      InPersuasion, Jane Austen explored discursive preclusion as a theme of a novel that set forth a rhetorical crisis evolving from the social, economic, and philosophical reorganization of liberal society. Sartre moves the problem of preclusion from a theme that literature explored to a condition that threatens and defines the possibility of literature, or at least the future of prose. Sartre argues that the crisis of writing in the mid-twentieth century derives from the larger historical problems of alienation and abstraction that have undermined both the community and the individual.¹ InWhat Is Literature?he attempts through both inquiry and...

    • 8 Refuting de Man
      (pp. 195-220)

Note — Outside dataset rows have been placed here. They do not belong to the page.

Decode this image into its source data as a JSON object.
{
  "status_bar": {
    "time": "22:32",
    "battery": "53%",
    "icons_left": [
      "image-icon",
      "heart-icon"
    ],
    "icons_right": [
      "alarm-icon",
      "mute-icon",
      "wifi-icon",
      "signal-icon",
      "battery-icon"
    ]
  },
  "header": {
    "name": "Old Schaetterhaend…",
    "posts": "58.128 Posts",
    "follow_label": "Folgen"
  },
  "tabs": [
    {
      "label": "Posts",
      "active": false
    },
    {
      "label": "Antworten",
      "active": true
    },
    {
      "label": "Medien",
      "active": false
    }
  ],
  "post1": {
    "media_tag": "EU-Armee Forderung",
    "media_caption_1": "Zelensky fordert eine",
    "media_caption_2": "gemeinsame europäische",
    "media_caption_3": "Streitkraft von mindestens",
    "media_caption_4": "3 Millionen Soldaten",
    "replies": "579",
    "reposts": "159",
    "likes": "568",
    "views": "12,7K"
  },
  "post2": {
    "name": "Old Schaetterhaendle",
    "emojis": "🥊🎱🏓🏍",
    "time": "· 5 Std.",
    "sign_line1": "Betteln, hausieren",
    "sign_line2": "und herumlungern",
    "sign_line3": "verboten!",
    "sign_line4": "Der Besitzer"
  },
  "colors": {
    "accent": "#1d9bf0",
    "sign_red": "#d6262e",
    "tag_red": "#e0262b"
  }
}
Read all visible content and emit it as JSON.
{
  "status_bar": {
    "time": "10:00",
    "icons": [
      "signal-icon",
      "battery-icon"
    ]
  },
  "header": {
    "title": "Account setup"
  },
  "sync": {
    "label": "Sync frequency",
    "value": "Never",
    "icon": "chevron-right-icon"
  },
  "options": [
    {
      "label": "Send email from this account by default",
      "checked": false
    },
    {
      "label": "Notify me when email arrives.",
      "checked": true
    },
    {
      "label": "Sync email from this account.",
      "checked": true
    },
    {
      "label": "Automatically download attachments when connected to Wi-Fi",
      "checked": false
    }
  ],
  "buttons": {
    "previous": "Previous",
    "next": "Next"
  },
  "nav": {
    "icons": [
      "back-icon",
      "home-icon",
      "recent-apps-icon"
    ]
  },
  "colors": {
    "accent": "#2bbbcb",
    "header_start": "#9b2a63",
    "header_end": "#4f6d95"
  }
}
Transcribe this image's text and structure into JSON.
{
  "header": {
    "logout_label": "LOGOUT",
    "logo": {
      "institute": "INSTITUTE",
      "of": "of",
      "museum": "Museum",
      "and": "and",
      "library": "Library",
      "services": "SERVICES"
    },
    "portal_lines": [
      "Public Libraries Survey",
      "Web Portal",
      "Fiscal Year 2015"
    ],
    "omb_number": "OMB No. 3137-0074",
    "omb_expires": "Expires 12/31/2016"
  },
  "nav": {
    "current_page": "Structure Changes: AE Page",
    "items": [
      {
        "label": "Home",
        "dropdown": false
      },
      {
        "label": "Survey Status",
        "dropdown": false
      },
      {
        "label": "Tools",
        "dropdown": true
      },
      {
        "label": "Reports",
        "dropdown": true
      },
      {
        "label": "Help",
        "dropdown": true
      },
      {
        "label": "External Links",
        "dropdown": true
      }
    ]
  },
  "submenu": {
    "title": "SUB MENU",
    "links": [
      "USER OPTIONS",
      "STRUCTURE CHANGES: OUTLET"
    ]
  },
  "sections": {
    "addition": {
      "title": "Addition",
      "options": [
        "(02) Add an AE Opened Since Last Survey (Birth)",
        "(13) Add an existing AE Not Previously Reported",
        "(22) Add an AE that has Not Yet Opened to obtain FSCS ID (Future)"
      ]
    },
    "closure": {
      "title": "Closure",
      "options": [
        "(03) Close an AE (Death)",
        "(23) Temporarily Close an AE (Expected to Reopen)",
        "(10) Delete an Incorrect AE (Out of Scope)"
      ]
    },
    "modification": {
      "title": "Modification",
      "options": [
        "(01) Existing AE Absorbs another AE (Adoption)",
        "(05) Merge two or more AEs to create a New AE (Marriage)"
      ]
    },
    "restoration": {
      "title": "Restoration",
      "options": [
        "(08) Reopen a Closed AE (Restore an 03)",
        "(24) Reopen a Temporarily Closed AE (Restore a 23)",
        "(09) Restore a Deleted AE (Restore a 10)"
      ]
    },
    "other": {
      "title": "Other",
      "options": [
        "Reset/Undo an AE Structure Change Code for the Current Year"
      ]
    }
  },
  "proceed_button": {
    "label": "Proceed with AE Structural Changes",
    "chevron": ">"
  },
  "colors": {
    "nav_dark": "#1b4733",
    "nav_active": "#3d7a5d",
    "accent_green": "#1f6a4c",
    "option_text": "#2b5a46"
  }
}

      The formalist impulse within postmodern rhetorics perhaps can be seen most clearly in the work of Paul de Man. In a casual aside in the essay “Semiology and Rhetoric,” de Man offers a working definition of rhetoric as “the study of tropes and of figures (which is how the termrhetoricis being used here, and not in the derived sense of comment or of eloquence or persuasion)” (Allegories, 6).¹ So considered, rhetoric would be a formal study of linguistic transformations. De Man takes this definition to be sufficiently self-evident and noncontroversial that he feels no need to justify or...

    • 9 Rhetoric and Ideology
      (pp. 221-258)

      Ideology occupies the present recovery of rhetoric in a way that parallels the rhetorical tradition’s concern with the problem of individual abuse of rhetoric. At issue is the accidental or inherent distortion of meaning by the demands or operations of power on discourse. The movement from worrying about rhetorical distortion as a problem of an aberrant will to conceiving it as a problem of structural relations is indicative of the way in which the current recovery of rhetoric both moves toward the skeptical critique with its concern for the relation of language and injustice and extends the scope of the...

  7. Notes
    (pp. 259-270)
  8. Glossary of Greek Rhetorical Terms
    (pp. 271-272)
  9. Bibliography
    (pp. 273-282)
  10. Index
    (pp. 283-293)